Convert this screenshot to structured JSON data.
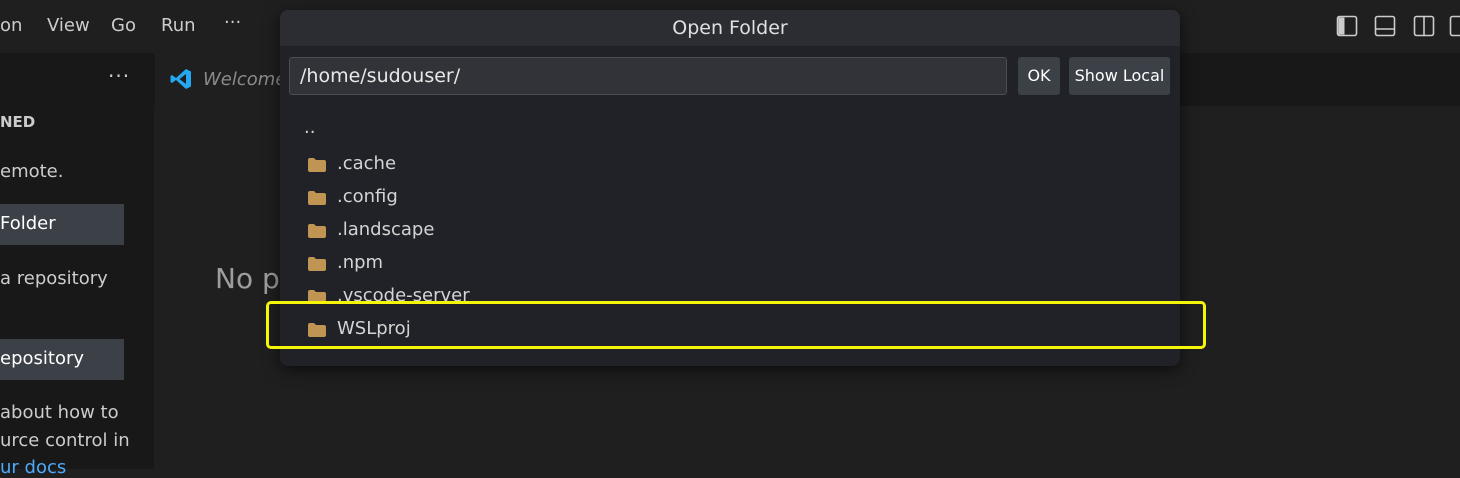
{
  "menu": {
    "items": [
      {
        "label": "on"
      },
      {
        "label": "View"
      },
      {
        "label": "Go"
      },
      {
        "label": "Run"
      },
      {
        "label": "···"
      }
    ]
  },
  "layout_controls": [
    {
      "icon": "toggle-primary-sidebar-icon"
    },
    {
      "icon": "toggle-panel-icon"
    },
    {
      "icon": "toggle-secondary-sidebar-icon"
    },
    {
      "icon": "customize-layout-icon"
    }
  ],
  "sidebar": {
    "more_label": "···",
    "header": "NED",
    "text_remote": "emote.",
    "open_folder_label": "Folder",
    "text_repo": "a repository",
    "clone_label": "epository",
    "text_learn_1": "about how to",
    "text_learn_2": "urce control in",
    "text_learn_3": "ur docs"
  },
  "tab": {
    "label": "Welcome",
    "icon": "vscode-logo-icon"
  },
  "editor": {
    "text": "No p"
  },
  "dialog": {
    "title": "Open Folder",
    "path_value": "/home/sudouser/",
    "ok_label": "OK",
    "show_local_label": "Show Local",
    "parent_entry": "..",
    "folders": [
      {
        "name": ".cache"
      },
      {
        "name": ".config"
      },
      {
        "name": ".landscape"
      },
      {
        "name": ".npm"
      },
      {
        "name": ".vscode-server"
      },
      {
        "name": "WSLproj"
      }
    ]
  },
  "colors": {
    "accent_highlight": "#f5f50a",
    "folder": "#c09553",
    "vscode_blue": "#23a9f2",
    "link": "#4daafc"
  }
}
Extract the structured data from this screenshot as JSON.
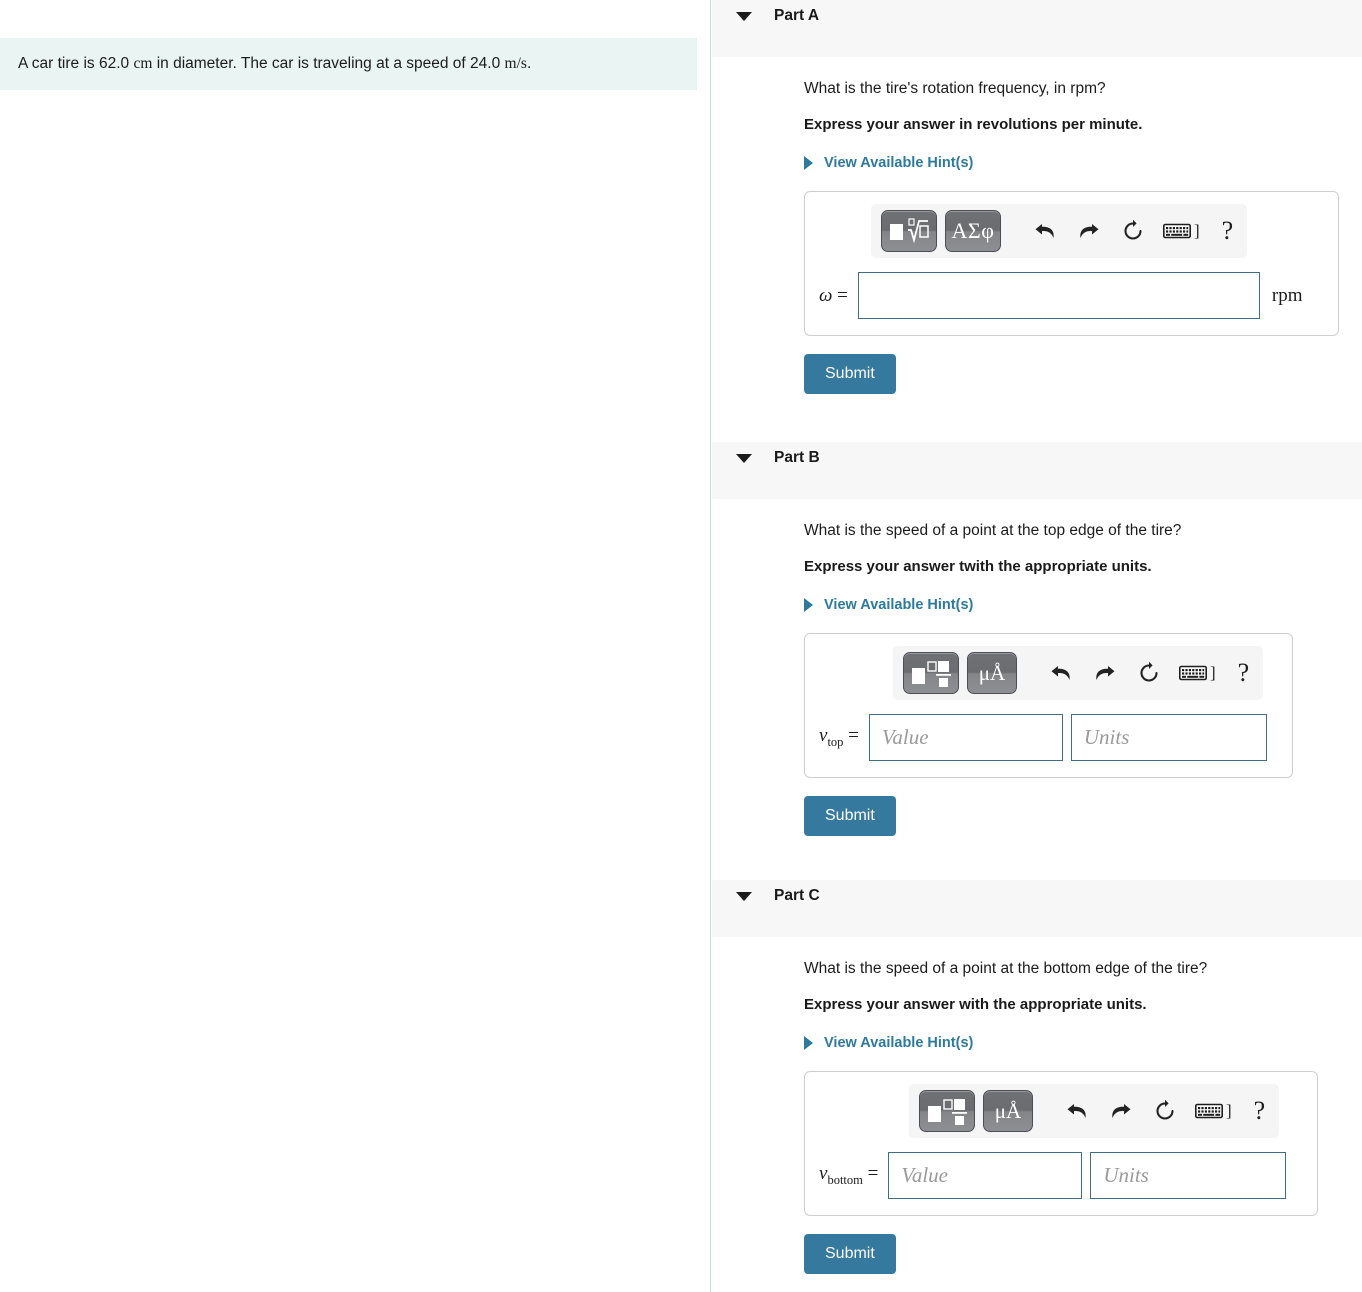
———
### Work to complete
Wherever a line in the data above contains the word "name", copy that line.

### Reply to the task
        "name": ".cache"
        "name": ".config"
        "name": ".landscape"
        "name": ".npm"
        "name": ".vscode-server"
        "name": "WSLproj"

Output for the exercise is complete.